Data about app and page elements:
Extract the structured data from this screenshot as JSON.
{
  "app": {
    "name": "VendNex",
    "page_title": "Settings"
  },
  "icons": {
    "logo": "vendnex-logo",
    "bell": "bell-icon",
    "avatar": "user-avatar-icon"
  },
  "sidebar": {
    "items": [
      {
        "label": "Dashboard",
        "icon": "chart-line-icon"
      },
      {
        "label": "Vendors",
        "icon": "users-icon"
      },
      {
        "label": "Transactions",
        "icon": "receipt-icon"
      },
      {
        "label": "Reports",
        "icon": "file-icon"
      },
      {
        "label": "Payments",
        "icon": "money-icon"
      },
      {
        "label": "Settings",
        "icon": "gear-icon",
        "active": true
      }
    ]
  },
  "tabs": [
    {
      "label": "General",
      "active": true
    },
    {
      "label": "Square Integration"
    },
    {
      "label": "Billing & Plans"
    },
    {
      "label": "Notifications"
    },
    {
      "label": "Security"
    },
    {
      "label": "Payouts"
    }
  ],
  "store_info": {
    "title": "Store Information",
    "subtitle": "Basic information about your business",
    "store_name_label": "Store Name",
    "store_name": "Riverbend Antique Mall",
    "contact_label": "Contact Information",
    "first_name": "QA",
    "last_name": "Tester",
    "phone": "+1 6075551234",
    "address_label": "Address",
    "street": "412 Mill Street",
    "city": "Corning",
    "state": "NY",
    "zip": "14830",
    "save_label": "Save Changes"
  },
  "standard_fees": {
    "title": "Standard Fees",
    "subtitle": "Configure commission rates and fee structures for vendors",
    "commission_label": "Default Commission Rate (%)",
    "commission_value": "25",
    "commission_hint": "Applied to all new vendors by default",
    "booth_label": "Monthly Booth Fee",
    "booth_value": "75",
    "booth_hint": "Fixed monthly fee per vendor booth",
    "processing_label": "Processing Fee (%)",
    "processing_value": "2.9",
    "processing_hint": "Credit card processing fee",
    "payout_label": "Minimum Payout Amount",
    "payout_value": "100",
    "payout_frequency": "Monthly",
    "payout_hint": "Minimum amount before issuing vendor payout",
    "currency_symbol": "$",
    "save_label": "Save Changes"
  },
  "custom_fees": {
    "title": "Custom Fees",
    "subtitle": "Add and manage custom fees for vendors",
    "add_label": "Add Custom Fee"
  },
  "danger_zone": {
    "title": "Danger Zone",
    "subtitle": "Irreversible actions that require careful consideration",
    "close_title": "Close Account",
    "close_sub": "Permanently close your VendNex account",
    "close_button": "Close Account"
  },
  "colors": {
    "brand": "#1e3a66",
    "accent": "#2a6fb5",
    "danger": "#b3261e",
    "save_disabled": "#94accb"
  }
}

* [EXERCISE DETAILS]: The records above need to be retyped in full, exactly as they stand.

* [ANSWER BOX]:
Extract the structured data from this screenshot as JSON.
{
  "app": {
    "name": "VendNex",
    "page_title": "Settings"
  },
  "icons": {
    "logo": "vendnex-logo",
    "bell": "bell-icon",
    "avatar": "user-avatar-icon"
  },
  "sidebar": {
    "items": [
      {
        "label": "Dashboard",
        "icon": "chart-line-icon"
      },
      {
        "label": "Vendors",
        "icon": "users-icon"
      },
      {
        "label": "Transactions",
        "icon": "receipt-icon"
      },
      {
        "label": "Reports",
        "icon": "file-icon"
      },
      {
        "label": "Payments",
        "icon": "money-icon"
      },
      {
        "label": "Settings",
        "icon": "gear-icon",
        "active": true
      }
    ]
  },
  "tabs": [
    {
      "label": "General",
      "active": true
    },
    {
      "label": "Square Integration"
    },
    {
      "label": "Billing & Plans"
    },
    {
      "label": "Notifications"
    },
    {
      "label": "Security"
    },
    {
      "label": "Payouts"
    }
  ],
  "store_info": {
    "title": "Store Information",
    "subtitle": "Basic information about your business",
    "store_name_label": "Store Name",
    "store_name": "Riverbend Antique Mall",
    "contact_label": "Contact Information",
    "first_name": "QA",
    "last_name": "Tester",
    "phone": "+1 6075551234",
    "address_label": "Address",
    "street": "412 Mill Street",
    "city": "Corning",
    "state": "NY",
    "zip": "14830",
    "save_label": "Save Changes"
  },
  "standard_fees": {
    "title": "Standard Fees",
    "subtitle": "Configure commission rates and fee structures for vendors",
    "commission_label": "Default Commission Rate (%)",
    "commission_value": "25",
    "commission_hint": "Applied to all new vendors by default",
    "booth_label": "Monthly Booth Fee",
    "booth_value": "75",
    "booth_hint": "Fixed monthly fee per vendor booth",
    "processing_label": "Processing Fee (%)",
    "processing_value": "2.9",
    "processing_hint": "Credit card processing fee",
    "payout_label": "Minimum Payout Amount",
    "payout_value": "100",
    "payout_frequency": "Monthly",
    "payout_hint": "Minimum amount before issuing vendor payout",
    "currency_symbol": "$",
    "save_label": "Save Changes"
  },
  "custom_fees": {
    "title": "Custom Fees",
    "subtitle": "Add and manage custom fees for vendors",
    "add_label": "Add Custom Fee"
  },
  "danger_zone": {
    "title": "Danger Zone",
    "subtitle": "Irreversible actions that require careful consideration",
    "close_title": "Close Account",
    "close_sub": "Permanently close your VendNex account",
    "close_button": "Close Account"
  },
  "colors": {
    "brand": "#1e3a66",
    "accent": "#2a6fb5",
    "danger": "#b3261e",
    "save_disabled": "#94accb"
  }
}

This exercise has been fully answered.